Three years after the earthquake and tsunami in Fukushima, Japan destroyed a nuclear power plant, the effects are still being measured.
Change could be coming to parking meter rules
A proposal to require cities to randomly inspect their parking meters has cleared its first legislative hurdle. From Phoenix, KJZZ’s Mark Brodie reports.
MARK BRODIE: The bill would mandate cities test and calibrate ten percent of their meters every quarter. And, if less than three-quarters of those meters tested are accurate, the municipality would then have to test all of its meters. Phoenix Democrat Chad Campbell, the measure’s sponsor, says his bill isn’t going after cities - he calls it pro-resident, business and accountability.
CHAD CAMPBELL: The group of people that are being hurt the most by this aren’t just the residents, it is the small businesses of downtown Phoenix and other cities with parking meters that aren’t working properly. This is a disincentive for people to come down and go to restaurants, go to their downtown activities if they have to interact with parking meters that aren’t working.

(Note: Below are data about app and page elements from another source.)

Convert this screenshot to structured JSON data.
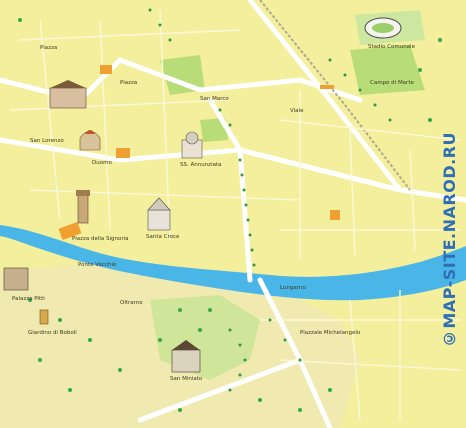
{
  "map": {
    "watermark": "©MAP-SITE.NAROD.RU",
    "colors": {
      "land": "#f4ef9c",
      "hill": "#efe8a8",
      "river": "#4ab6e8",
      "road": "#ffffff",
      "park": "#b8dd78",
      "tree": "#2f9a45",
      "landmark": "#f0a030",
      "watermark": "#2f6fb6"
    },
    "labels": {
      "piazza_top": "Piazza",
      "piazza_stazione": "Piazza",
      "san_lorenzo": "San Lorenzo",
      "duomo": "Duomo",
      "piazza_signoria": "Piazza della Signoria",
      "santa_croce": "Santa Croce",
      "ponte_vecchio": "Ponte Vecchio",
      "palazzo_pitti": "Palazzo Pitti",
      "giardino": "Giardino di Boboli",
      "san_miniato": "San Miniato",
      "campo_marte": "Campo di Marte",
      "stadio": "Stadio Comunale",
      "lungarno": "Lungarno",
      "piazzale": "Piazzale Michelangelo",
      "santissima": "SS. Annunziata",
      "san_marco": "San Marco",
      "viale_top": "Viale",
      "oltrarno": "Oltrarno"
    }
  }
}
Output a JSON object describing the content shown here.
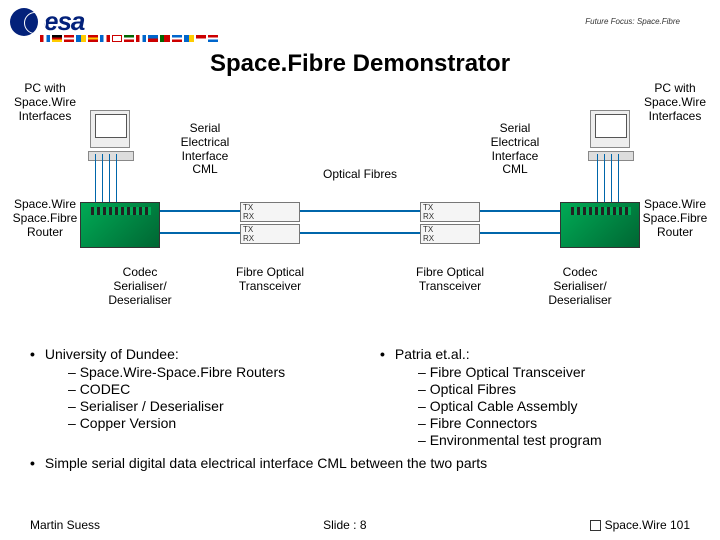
{
  "header": {
    "logo_text": "esa",
    "tagline": "Future Focus: Space.Fibre"
  },
  "title": "Space.Fibre Demonstrator",
  "labels": {
    "pc_left": "PC with\nSpace.Wire\nInterfaces",
    "pc_right": "PC with\nSpace.Wire\nInterfaces",
    "serial_cml": "Serial\nElectrical\nInterface\nCML",
    "optical_fibres": "Optical Fibres",
    "router": "Space.Wire\nSpace.Fibre\nRouter",
    "codec": "Codec\nSerialiser/\nDeserialiser",
    "fotrans": "Fibre Optical\nTransceiver"
  },
  "bullets": {
    "left_head": "University of Dundee:",
    "left_items": [
      "Space.Wire-Space.Fibre Routers",
      "CODEC",
      "Serialiser / Deserialiser",
      "Copper Version"
    ],
    "right_head": "Patria et.al.:",
    "right_items": [
      "Fibre Optical Transceiver",
      "Optical Fibres",
      "Optical Cable Assembly",
      "Fibre Connectors",
      "Environmental test program"
    ]
  },
  "summary": "Simple serial digital data electrical interface CML between the two parts",
  "footer": {
    "author": "Martin Suess",
    "slide": "Slide : 8",
    "series": "Space.Wire 101"
  }
}
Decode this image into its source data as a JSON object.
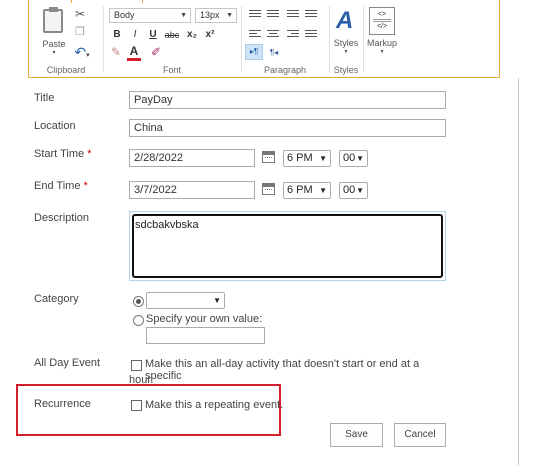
{
  "ribbon": {
    "clipboard": {
      "paste_label": "Paste",
      "group_label": "Clipboard"
    },
    "font": {
      "style_value": "Body",
      "size_value": "13px",
      "bold": "B",
      "italic": "I",
      "underline": "U",
      "strike": "abc",
      "subscript": "x₂",
      "superscript": "x²",
      "font_color_glyph": "A",
      "group_label": "Font"
    },
    "paragraph": {
      "group_label": "Paragraph",
      "ltr": "▸¶",
      "rtl": "¶◂"
    },
    "styles": {
      "label": "Styles",
      "glyph": "A",
      "group_label": "Styles"
    },
    "markup": {
      "label": "Markup",
      "glyph_top": "<>",
      "glyph_bottom": "</>"
    }
  },
  "form": {
    "title": {
      "label": "Title",
      "value": "PayDay"
    },
    "location": {
      "label": "Location",
      "value": "China"
    },
    "start_time": {
      "label": "Start Time",
      "required": "*",
      "date": "2/28/2022",
      "hour": "6 PM",
      "minute": "00"
    },
    "end_time": {
      "label": "End Time",
      "required": "*",
      "date": "3/7/2022",
      "hour": "6 PM",
      "minute": "00"
    },
    "description": {
      "label": "Description",
      "value": "sdcbakvbska"
    },
    "category": {
      "label": "Category",
      "selected_value": "",
      "own_value_label": "Specify your own value:",
      "own_value": ""
    },
    "all_day": {
      "label": "All Day Event",
      "text_line1": "Make this an all-day activity that doesn't start or end at a specific",
      "text_line2": "hour."
    },
    "recurrence": {
      "label": "Recurrence",
      "text": "Make this a repeating event."
    },
    "buttons": {
      "save": "Save",
      "cancel": "Cancel"
    }
  },
  "colors": {
    "ribbon_border": "#e8a83c",
    "highlight_box": "#d21f2b",
    "description_focus": "#111111"
  },
  "icons": [
    "cut-icon",
    "copy-icon",
    "undo-icon",
    "paste-icon",
    "calendar-icon",
    "styles-icon",
    "markup-icon"
  ]
}
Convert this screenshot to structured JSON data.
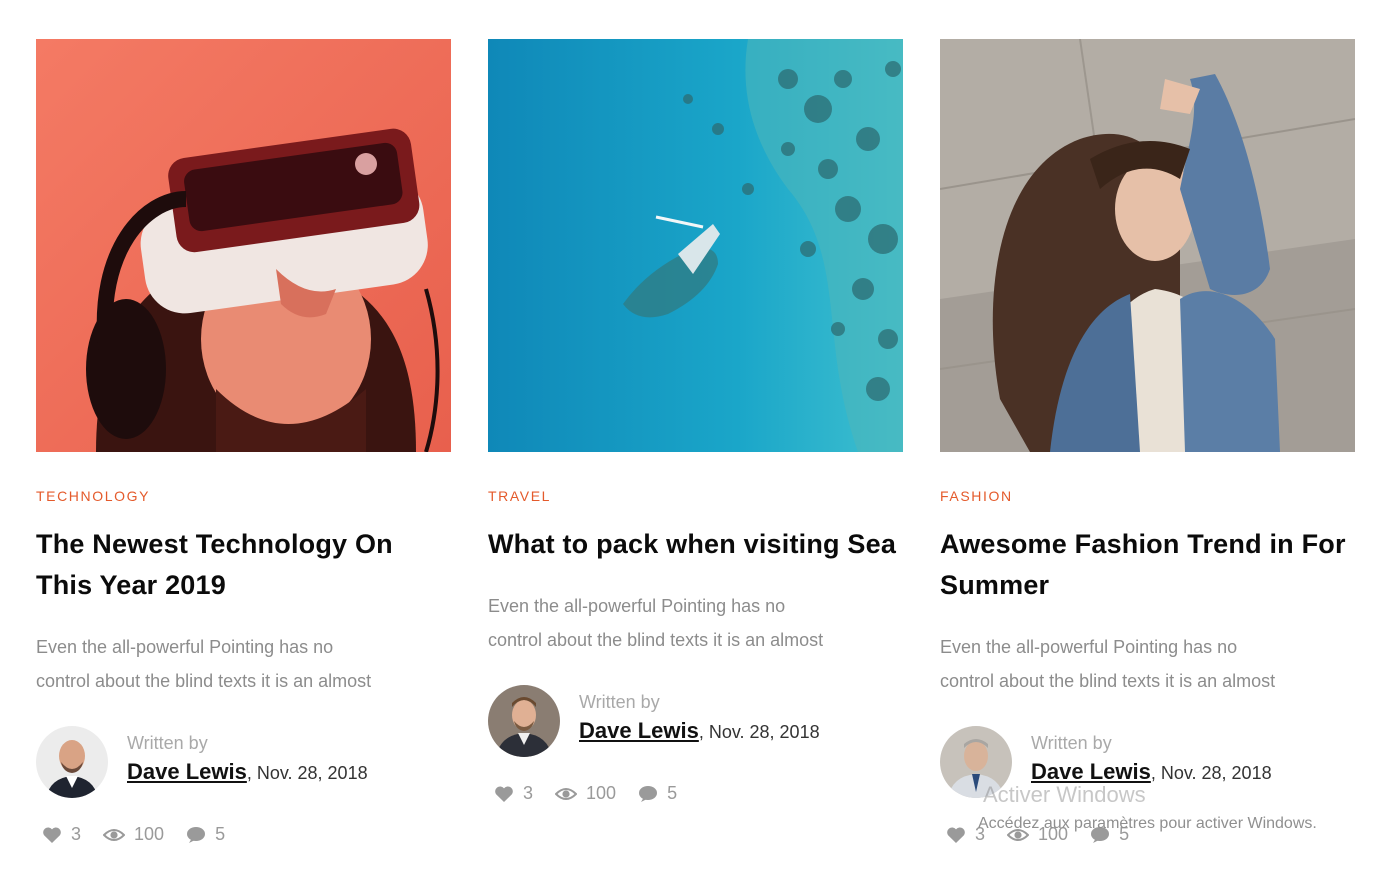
{
  "posts": [
    {
      "category": "TECHNOLOGY",
      "title": "The Newest Technology On This Year 2019",
      "excerpt_line1": "Even the all-powerful Pointing has no",
      "excerpt_line2": "control about the blind texts it is an almost",
      "written_by": "Written by",
      "author": "Dave Lewis",
      "date": ", Nov. 28, 2018",
      "likes": "3",
      "views": "100",
      "comments": "5",
      "image": "vr-headset-photo"
    },
    {
      "category": "TRAVEL",
      "title": "What to pack when visiting Sea",
      "excerpt_line1": "Even the all-powerful Pointing has no",
      "excerpt_line2": "control about the blind texts it is an almost",
      "written_by": "Written by",
      "author": "Dave Lewis",
      "date": ", Nov. 28, 2018",
      "likes": "3",
      "views": "100",
      "comments": "5",
      "image": "shipwreck-aerial-photo"
    },
    {
      "category": "FASHION",
      "title": "Awesome Fashion Trend in For Summer",
      "excerpt_line1": "Even the all-powerful Pointing has no",
      "excerpt_line2": "control about the blind texts it is an almost",
      "written_by": "Written by",
      "author": "Dave Lewis",
      "date": ", Nov. 28, 2018",
      "likes": "3",
      "views": "100",
      "comments": "5",
      "image": "denim-jacket-woman-photo"
    }
  ],
  "windows_watermark": {
    "title": "Activer Windows",
    "subtitle": "Accédez aux paramètres pour activer Windows."
  },
  "colors": {
    "category": "#e45a2b",
    "title": "#0b0b0b",
    "excerpt": "#8c8c8c",
    "icon": "#9a9a9a"
  },
  "icons": [
    "heart-icon",
    "eye-icon",
    "comment-icon"
  ]
}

BRODIE: The House Government Committee unanimously approved the measure Tuesday, although some members expressed concerns with it. The bill now goes before the full house for debate.